On the other hand, the European crackdown on Muslim girls' headscarves (similar cases have come up in France and Germany) seems like picking on an easy target, when the same nations allow hate-spewing Islamist preachers, like those associated with Al-Muhajiroun, to work and flourish among them, often without even the veneer of a legal immigration. I don't think a piece of cloth on a 13-year-old girl is going to be what drags down Europe in the next generation.

In fact, I suspect the fixation in parts of the West with "liberating" Muslim women everywhere from their traditional headscarves is rather blind and patronizing. Not every aspect of a culture is or ought to be exportable. In intruding into the Islamic world, we ought to be sensitive in distinguishing what is universal in Western culture (democracy and freedom, human rights) from what is relative (ways of dressing). We should stop telling Muslims how to dress, for crying out loud.

My experience, from researching 18th century Pennsylvania Quakers to seeing Catholic school girls on my street, is that clothing designed to be deliberately modest and undifferentiated will soon be fully sexualized and expressive. It's a cooperative work of the wearer and the gazer, but soon enough the nuances of how a black woollen fabric is stitched, how a pleat is folded, can convey or arouse as much desire as pink Lycra hotpants and FMPs. In fact, as in the case of the Japanese schoolgirls, the uniform itself can become a raging sexual fetish.

From what I read, this is true even in the Wahhabist paradise. Though flowers themselves are condemned (see below), human beauty finds a way to bloom. A British expat in Saudi observes, "The dress code has its uses, hiding a bad hair day in the heat or concealing a full-blown pregnancy. And never let it be said that there is no hierarchy of fashion: catch any well-to-do Saudi woman with a good figure to show off and you will notice that her abaya has a cut that is a touch more body-skimming than is usual, the cloth will be silk and embroidered and, yes, her heels will be vertiginous and her bag genuine Gucci."

Change comes gradually, and on a societal level. A few American woman reformers in the mid-19th century took to wearing loose pants -- the original "Bloomers" -- in rebellion against heavy layers of skirts. Their appearance was scandalous, and several were arrested. Eventually they gave it up because when they got up to speak about women's rights or slavery or cruelty to animals or temperance, all everyone did in the audience was stare at their legs. Conservative resistance, then as always, appealed to religion and God-ordained decency.

Some sensible modern-day American women want to know why they can't bare their breasts on public beaches or in parks. It's a good question, considering the women who wish to do this, in most of the cases I have noticed, have chests less visually startling (and less tumescent) than many legally topless men on my block.

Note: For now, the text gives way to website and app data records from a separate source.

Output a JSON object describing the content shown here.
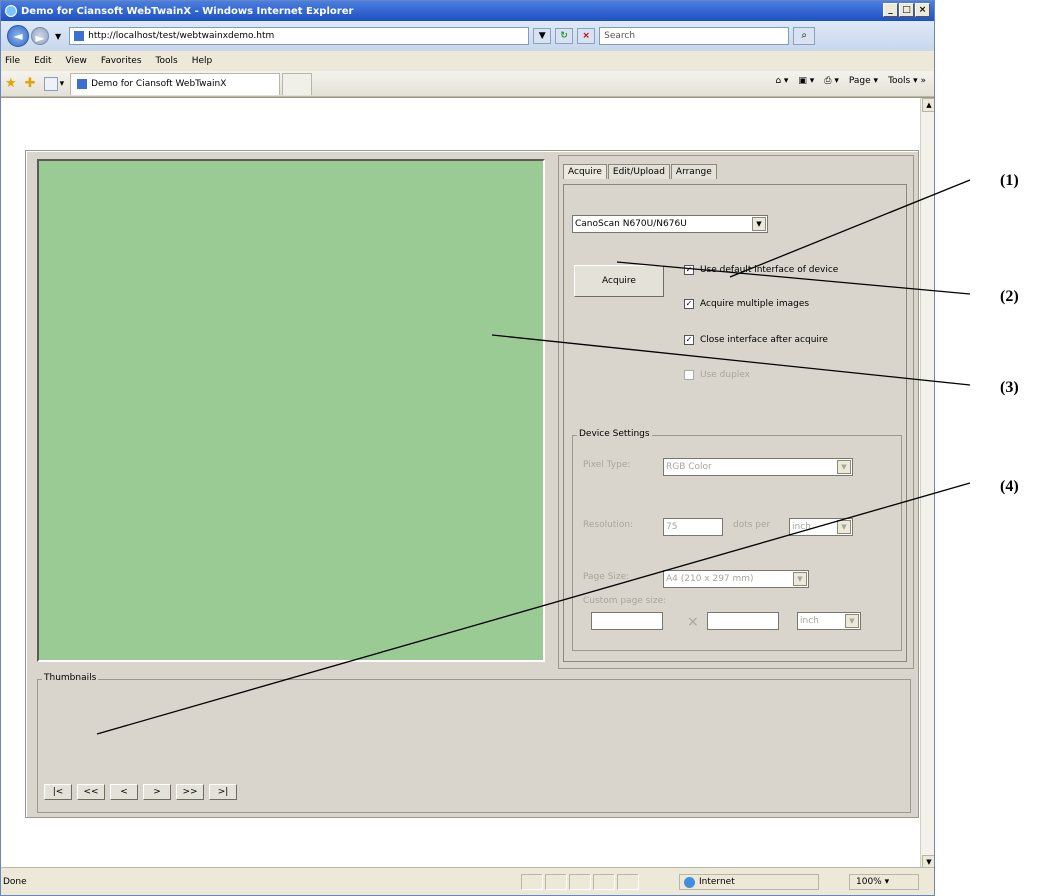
{
  "window": {
    "title": "Demo for Ciansoft WebTwainX - Windows Internet Explorer",
    "controls": [
      "_",
      "□",
      "×"
    ]
  },
  "address": {
    "url": "http://localhost/test/webtwainxdemo.htm",
    "search_placeholder": "Search"
  },
  "menu": [
    "File",
    "Edit",
    "View",
    "Favorites",
    "Tools",
    "Help"
  ],
  "favbar": {
    "tab_title": "Demo for Ciansoft WebTwainX",
    "page_label": "Page",
    "tools_label": "Tools"
  },
  "app": {
    "tabs": [
      "Acquire",
      "Edit/Upload",
      "Arrange"
    ],
    "device_select": "CanoScan N670U/N676U",
    "acquire_button": "Acquire",
    "checkboxes": [
      {
        "label": "Use default interface of device",
        "checked": true,
        "enabled": true
      },
      {
        "label": "Acquire multiple images",
        "checked": true,
        "enabled": true
      },
      {
        "label": "Close interface after acquire",
        "checked": true,
        "enabled": true
      },
      {
        "label": "Use duplex",
        "checked": false,
        "enabled": false
      }
    ],
    "device_settings": {
      "legend": "Device Settings",
      "pixel_type_label": "Pixel Type:",
      "pixel_type_value": "RGB Color",
      "resolution_label": "Resolution:",
      "resolution_value": "75",
      "dots_per_label": "dots per",
      "dots_per_unit": "inch",
      "page_size_label": "Page Size:",
      "page_size_value": "A4 (210 x 297 mm)",
      "custom_size_label": "Custom page size:",
      "times_sign": "×",
      "custom_unit": "inch"
    },
    "thumbnails": {
      "legend": "Thumbnails",
      "nav": [
        "|<",
        "<<",
        "<",
        ">",
        ">>",
        ">|"
      ]
    }
  },
  "status": {
    "text": "Done",
    "zone": "Internet",
    "zoom": "100%"
  },
  "annotations": [
    "(1)",
    "(2)",
    "(3)",
    "(4)"
  ],
  "colors": {
    "viewer": "#9acb95",
    "titlebar": "#1e4fc1"
  }
}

But U.S. society isn't ready for that, especially when you consider the effect on the unprepared male libido. A radical view might just say, "to hell with the men, they'll just have to get used to it." But it's not that simple. People have to live with one another in peace or we're not a community.

A constant, unspoken negotiation between genders goes on over generations in any given society. Women in the United States did eventually wear pants (millions of women entering the work-force in World War II had something to do with it) so that now pants on a girl elicit no comment. The gradual acceptance of bare navels can be measured in TV censorship from 1964 (Barbara Eden, concealed) to 1972 (Cher, revealed). Breast-baring will not come all at once, but the barrier is shifting slowly, in simpler, more easily agreed upon fronts (::rimshot::) like feeding one's infant in a car on the highway or in one's workplace.

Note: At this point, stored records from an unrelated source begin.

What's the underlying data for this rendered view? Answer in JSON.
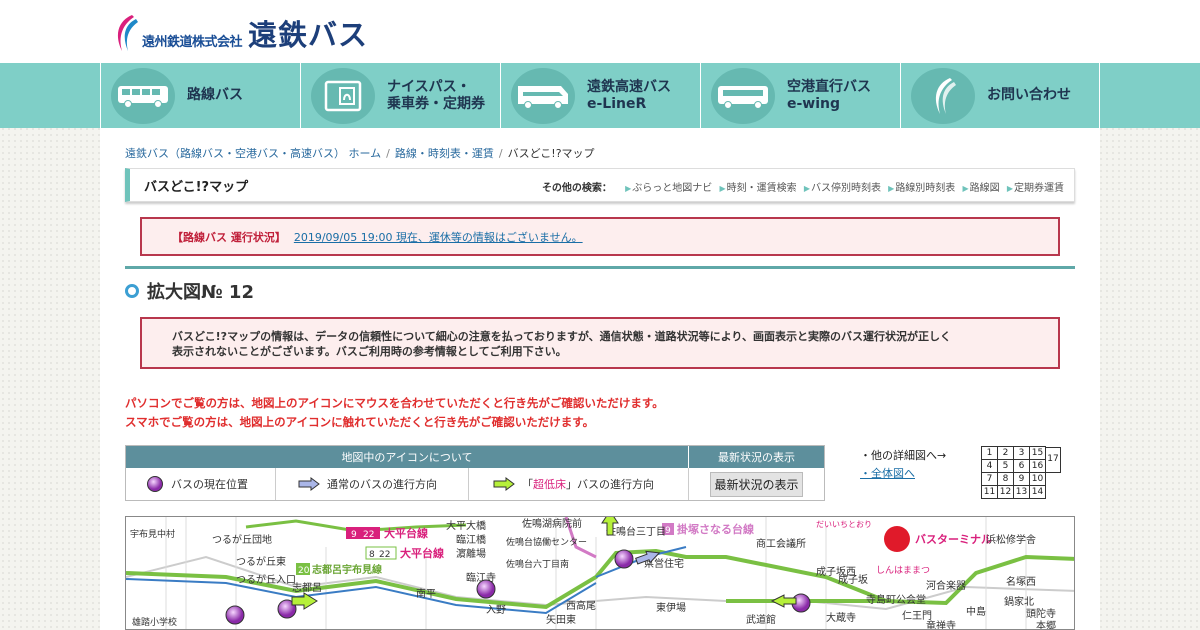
{
  "header": {
    "company": "遠州鉄道株式会社",
    "brand": "遠鉄バス",
    "colors": {
      "brand_blue": "#1d3f7a",
      "accent_pink": "#d9207c",
      "accent_teal": "#7fcfc7"
    }
  },
  "nav": {
    "items": [
      {
        "label1": "路線バス",
        "label2": "",
        "icon": "bus-icon"
      },
      {
        "label1": "ナイスパス・",
        "label2": "乗車券・定期券",
        "icon": "card-icon"
      },
      {
        "label1": "遠鉄高速バス",
        "label2": "e-LineR",
        "icon": "highway-bus-icon"
      },
      {
        "label1": "空港直行バス",
        "label2": "e-wing",
        "icon": "airport-bus-icon"
      },
      {
        "label1": "お問い合わせ",
        "label2": "",
        "icon": "contact-icon"
      }
    ]
  },
  "breadcrumb": {
    "home": "遠鉄バス（路線バス・空港バス・高速バス） ホーム",
    "second": "路線・時刻表・運賃",
    "current": "バスどこ!?マップ",
    "sep": "/"
  },
  "title_bar": {
    "title": "バスどこ!?マップ",
    "other_label": "その他の検索：",
    "links": [
      "ぶらっと地図ナビ",
      "時刻・運賃検索",
      "バス停別時刻表",
      "路線別時刻表",
      "路線図",
      "定期券運賃"
    ]
  },
  "status": {
    "label": "【路線バス 運行状況】",
    "text": "2019/09/05 19:00 現在、運休等の情報はございません。"
  },
  "section": {
    "title": "拡大図№ 12"
  },
  "notice": {
    "line1": "バスどこ!?マップの情報は、データの信頼性について細心の注意を払っておりますが、通信状態・道路状況等により、画面表示と実際のバス運行状況が正しく",
    "line2": "表示されないことがございます。バスご利用時の参考情報としてご利用下さい。"
  },
  "instructions": {
    "pc": "パソコンでご覧の方は、地図上のアイコンにマウスを合わせていただくと行き先がご確認いただけます。",
    "sp": "スマホでご覧の方は、地図上のアイコンに触れていただくと行き先がご確認いただけます。"
  },
  "icon_table": {
    "head_icons": "地図中のアイコンについて",
    "head_latest": "最新状況の表示",
    "bus_position": "バスの現在位置",
    "normal_dir": "通常のバスの進行方向",
    "low_floor_prefix": "「",
    "low_floor_word": "超低床",
    "low_floor_suffix": "」バスの進行方向",
    "latest_button": "最新状況の表示"
  },
  "detail": {
    "other_maps": "・他の詳細図へ→",
    "full_map": "・全体図へ"
  },
  "grid_map": {
    "rows": [
      [
        "1",
        "2",
        "3",
        "15"
      ],
      [
        "4",
        "5",
        "6",
        "16"
      ],
      [
        "7",
        "8",
        "9",
        "10"
      ],
      [
        "11",
        "12",
        "13",
        "14"
      ]
    ],
    "side": "17",
    "current": "12"
  },
  "map": {
    "lines": [
      {
        "num": "9",
        "sub": "22",
        "name": "大平台線"
      },
      {
        "num": "8",
        "sub": "22",
        "name": "大平台線"
      },
      {
        "num": "20",
        "sub": "",
        "name": "志都呂宇布見線"
      },
      {
        "num": "9",
        "sub": "",
        "name": "掛塚さなる台線"
      }
    ],
    "labels": [
      "つるが丘団地",
      "つるが丘東",
      "つるが丘入口",
      "志都呂",
      "大平大橋",
      "臨江橋",
      "濵離場",
      "佐鳴湖病院前",
      "佐鳴台協働センター",
      "佐鳴台六丁目南",
      "佐鳴台三丁目",
      "県営住宅",
      "商工会議所",
      "成子坂西",
      "成子坂",
      "バスターミナル",
      "浜松修学舎",
      "しんはままつ",
      "だいいちとおり",
      "寺島町公会堂",
      "仁王門",
      "河合楽器",
      "名塚西",
      "鍋家北",
      "頭陀寺",
      "雄踏小学校",
      "宇布見中村",
      "入野",
      "矢田東",
      "西高尾",
      "南平",
      "臨江寺",
      "大蔵寺",
      "東伊場",
      "武道館",
      "中島",
      "竜禅寺",
      "本郷"
    ]
  }
}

In most things I'm for letting the Islamic world and its many cultures make its own growth and change, at its own pace. To force it to do otherwise, it seems to me, is to be little better than Al-Muhajiroun in its effort to "invite the society to leave the falsehoods that they carry" and turn them to "the only acceptable way of Life."

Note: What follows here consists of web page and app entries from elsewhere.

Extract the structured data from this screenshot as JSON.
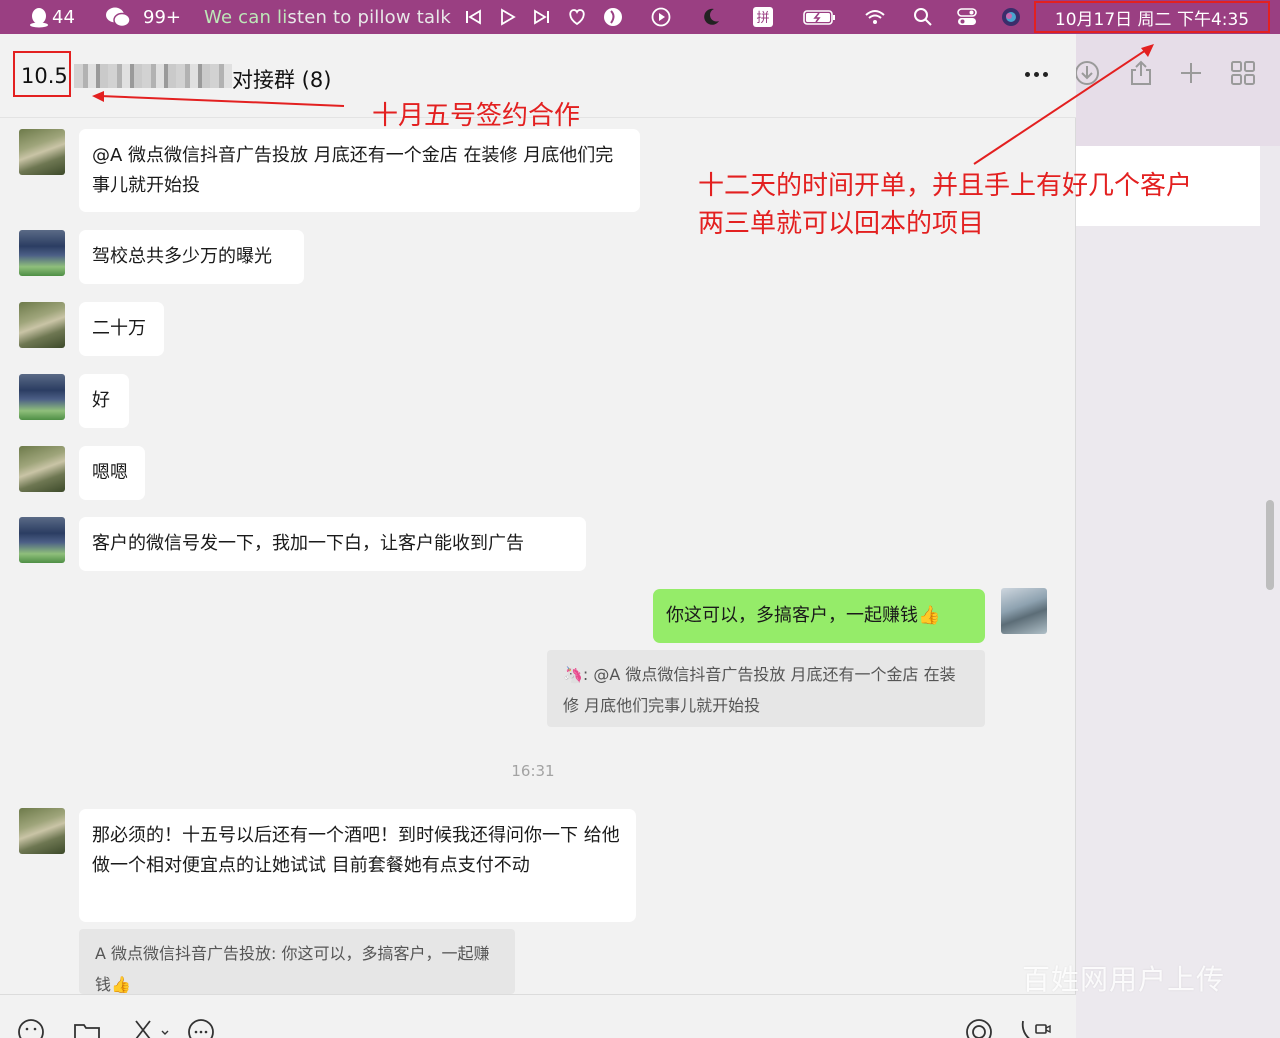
{
  "menubar": {
    "qq_count": "44",
    "wechat_count": "99+",
    "song_part1": "We can li",
    "song_part2": "sten to pillow talk",
    "datetime": "10月17日 周二 下午4:35"
  },
  "chat": {
    "title_prefix": "10.5",
    "title_suffix": "对接群 (8)",
    "messages": [
      {
        "text": "@A 微点微信抖音广告投放  月底还有一个金店 在装修 月底他们完事儿就开始投"
      },
      {
        "text": "驾校总共多少万的曝光"
      },
      {
        "text": "二十万"
      },
      {
        "text": "好"
      },
      {
        "text": "嗯嗯"
      },
      {
        "text": "客户的微信号发一下，我加一下白，让客户能收到广告"
      },
      {
        "text": "你这可以，多搞客户，一起赚钱👍"
      },
      {
        "quote": "🦄: @A 微点微信抖音广告投放  月底还有一个金店 在装修 月底他们完事儿就开始投"
      },
      {
        "text": "那必须的！十五号以后还有一个酒吧！到时候我还得问你一下 给他做一个相对便宜点的让她试试 目前套餐她有点支付不动"
      },
      {
        "quote": "A 微点微信抖音广告投放: 你这可以，多搞客户，一起赚钱👍"
      }
    ],
    "time_separator": "16:31"
  },
  "annotations": {
    "sign_date": "十月五号签约合作",
    "line1": "十二天的时间开单，并且手上有好几个客户",
    "line2": "两三单就可以回本的项目"
  },
  "watermark": "百姓网用户上传",
  "colors": {
    "menubar": "#9a3f82",
    "annotation": "#e32020",
    "my_bubble": "#95ec69"
  }
}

Fundamentalists of any religion, including the secular religion, always will be there to carry on that futile work. I'll leave them to it, up to the point where they turn to coercion.